That said, there are silver linings to this Royal cloud. For starters, it’s early. It is really, really early. The bullpen has been snake bitten with injuries and will certainly give the team better results moving forward. There are just too many great arms in that pen for it to be anything less than above average. They can’t repeat last year’s numbers, but they are going to be a strong unit this season.
The pen’s latest addition, Danny Duffy gave much to smile about against Minnesota. Duffy looked calm out there. I howled, like many, when the Royals alluded to adding him to the pen this Spring. The Royals said Duffy didn’t need more work as a starter in Omaha, but needed work learning how to get major leaguers out. Maybe they were right and we were wrong. It looks like the Royals are going to need more long relief help than expected. If Duffy can take some deep breaths and throw like he did against the Twins for a month, he may just swap roles with Chen. The Royals post season chances hinge on both Yordando Ventura and Danny Duffy “arriving” this season. Perhaps this development may allow for just that.
Not only has Mike Moustakas struggled at the plate, but his defense has been very poor. Moose is playing so bad that the Royals are going to be forced to platoon him. This, sadly, is a good thing. Mike is not and likely will never become an above average every day major leaguer. Mike, like Luke Hochevar, is getting more chances than his play warrants because of his draft status. Mike, like Luke, may very well become a valuable piece for the Royals with a reduced role. If only he and the Royals can adjust their expectations. The Royals are very concerned about his confidence. What good does his confidence gain by flailing away at left handed pitchers? How well have high expectations treated him so far? Danny Valencia is on this team for a reason, and there is no way he, and his power, won’t be utilized very soon.
Last year’s hot mess at second base and right field has been cleaned up. Nori Aoki and Omar Infante have not set the league on fire, but both look steady. The fact the Royals played meaningful baseball last year without even average players at second and right field makes even average output very impactful. Having those two at the top of the lineup has allowed Alex Gordon to bat fifth and see more RBI opportunities. He’s capitalizing on many of these chances, and his high strike out ratio is no longer planted firmly in the first inning of every game. Once Hosmer and Butler start driving the ball better, and they will, the team will start to score more runs.
The brightest new star has been Jason Vargas. Many, including yours truly, mocked the Royals for giving him such a long and lucrative contract. Defenders of the deal said Vargas would shine with the Royals excellent defense, the larger park, and the grounding stability his deal offered. Maybe it’s time to start giving Dayton more credit for his ability to identify starters.

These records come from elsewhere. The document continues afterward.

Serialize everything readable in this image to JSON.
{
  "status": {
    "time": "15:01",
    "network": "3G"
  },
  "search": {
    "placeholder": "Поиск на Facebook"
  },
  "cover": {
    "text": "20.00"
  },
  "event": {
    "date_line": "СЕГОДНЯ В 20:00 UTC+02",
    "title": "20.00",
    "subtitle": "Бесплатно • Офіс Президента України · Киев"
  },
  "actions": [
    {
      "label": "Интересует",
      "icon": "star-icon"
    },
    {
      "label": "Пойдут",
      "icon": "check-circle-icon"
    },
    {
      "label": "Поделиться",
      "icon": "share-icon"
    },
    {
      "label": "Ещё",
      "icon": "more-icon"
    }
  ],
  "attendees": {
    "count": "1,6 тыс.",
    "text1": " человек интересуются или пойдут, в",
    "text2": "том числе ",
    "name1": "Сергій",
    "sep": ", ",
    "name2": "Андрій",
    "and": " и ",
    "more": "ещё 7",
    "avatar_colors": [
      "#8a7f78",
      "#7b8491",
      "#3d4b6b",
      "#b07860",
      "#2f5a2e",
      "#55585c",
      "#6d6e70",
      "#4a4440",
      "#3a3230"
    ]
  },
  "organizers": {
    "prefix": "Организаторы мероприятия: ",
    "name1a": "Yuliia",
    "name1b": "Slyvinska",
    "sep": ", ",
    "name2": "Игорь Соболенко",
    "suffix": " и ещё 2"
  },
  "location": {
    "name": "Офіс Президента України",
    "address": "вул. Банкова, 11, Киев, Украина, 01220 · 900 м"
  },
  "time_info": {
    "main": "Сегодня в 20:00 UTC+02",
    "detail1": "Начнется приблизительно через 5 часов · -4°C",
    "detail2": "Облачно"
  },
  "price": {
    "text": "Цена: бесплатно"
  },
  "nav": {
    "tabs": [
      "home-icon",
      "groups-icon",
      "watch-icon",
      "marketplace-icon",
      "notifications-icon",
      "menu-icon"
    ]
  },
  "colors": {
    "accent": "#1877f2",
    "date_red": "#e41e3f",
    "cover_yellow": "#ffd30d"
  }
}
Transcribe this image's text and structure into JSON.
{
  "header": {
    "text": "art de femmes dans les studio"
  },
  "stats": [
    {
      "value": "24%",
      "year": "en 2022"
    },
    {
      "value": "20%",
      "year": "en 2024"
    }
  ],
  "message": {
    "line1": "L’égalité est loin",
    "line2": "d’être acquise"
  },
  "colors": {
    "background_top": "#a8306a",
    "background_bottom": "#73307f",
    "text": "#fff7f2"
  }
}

He may not have any track record for developing starters, but, for the money, Shields, Santana, and Chen have all performed very well. Early returns on Vargas follow suit.
Yes, the Royals are off to a cloudy start, but their May forecast looks bright.
Tags: Kansas City Royals